__TASK ITEM__
An exact reproduction of all the data is needed, with no images in it.

__STORED DATA__
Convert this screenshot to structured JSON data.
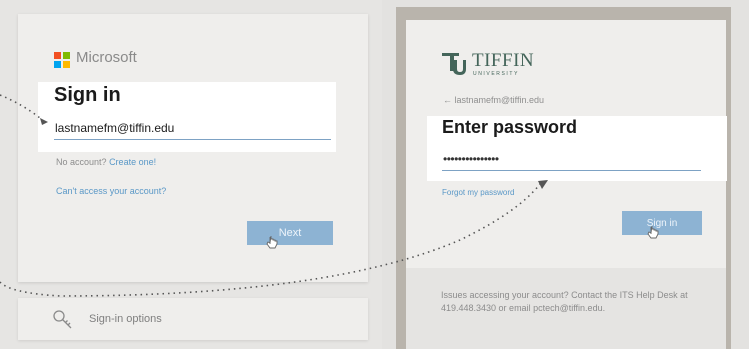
{
  "left_panel": {
    "brand": "Microsoft",
    "title": "Sign in",
    "email_value": "lastnamefm@tiffin.edu",
    "no_account_text": "No account?",
    "create_link": "Create one!",
    "cant_access_link": "Can't access your account?",
    "next_label": "Next",
    "options_label": "Sign-in options"
  },
  "right_panel": {
    "brand": "TIFFIN",
    "brand_sub": "UNIVERSITY",
    "back_email": "← lastnamefm@tiffin.edu",
    "title": "Enter password",
    "password_value": "•••••••••••••••",
    "forgot_link": "Forgot my password",
    "signin_label": "Sign in",
    "issues_text": "Issues accessing your account? Contact the ITS Help Desk at 419.448.3430 or email pctech@tiffin.edu."
  },
  "colors": {
    "ms_red": "#f25022",
    "ms_green": "#7fba00",
    "ms_blue": "#00a4ef",
    "ms_yellow": "#ffb900",
    "button_blue": "#8db3d3",
    "link_blue": "#5a98c7",
    "tiffin_green": "#44655a"
  }
}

__REPLY__
Convert this screenshot to structured JSON data.
{
  "left_panel": {
    "brand": "Microsoft",
    "title": "Sign in",
    "email_value": "lastnamefm@tiffin.edu",
    "no_account_text": "No account?",
    "create_link": "Create one!",
    "cant_access_link": "Can't access your account?",
    "next_label": "Next",
    "options_label": "Sign-in options"
  },
  "right_panel": {
    "brand": "TIFFIN",
    "brand_sub": "UNIVERSITY",
    "back_email": "← lastnamefm@tiffin.edu",
    "title": "Enter password",
    "password_value": "•••••••••••••••",
    "forgot_link": "Forgot my password",
    "signin_label": "Sign in",
    "issues_text": "Issues accessing your account? Contact the ITS Help Desk at 419.448.3430 or email pctech@tiffin.edu."
  },
  "colors": {
    "ms_red": "#f25022",
    "ms_green": "#7fba00",
    "ms_blue": "#00a4ef",
    "ms_yellow": "#ffb900",
    "button_blue": "#8db3d3",
    "link_blue": "#5a98c7",
    "tiffin_green": "#44655a"
  }
}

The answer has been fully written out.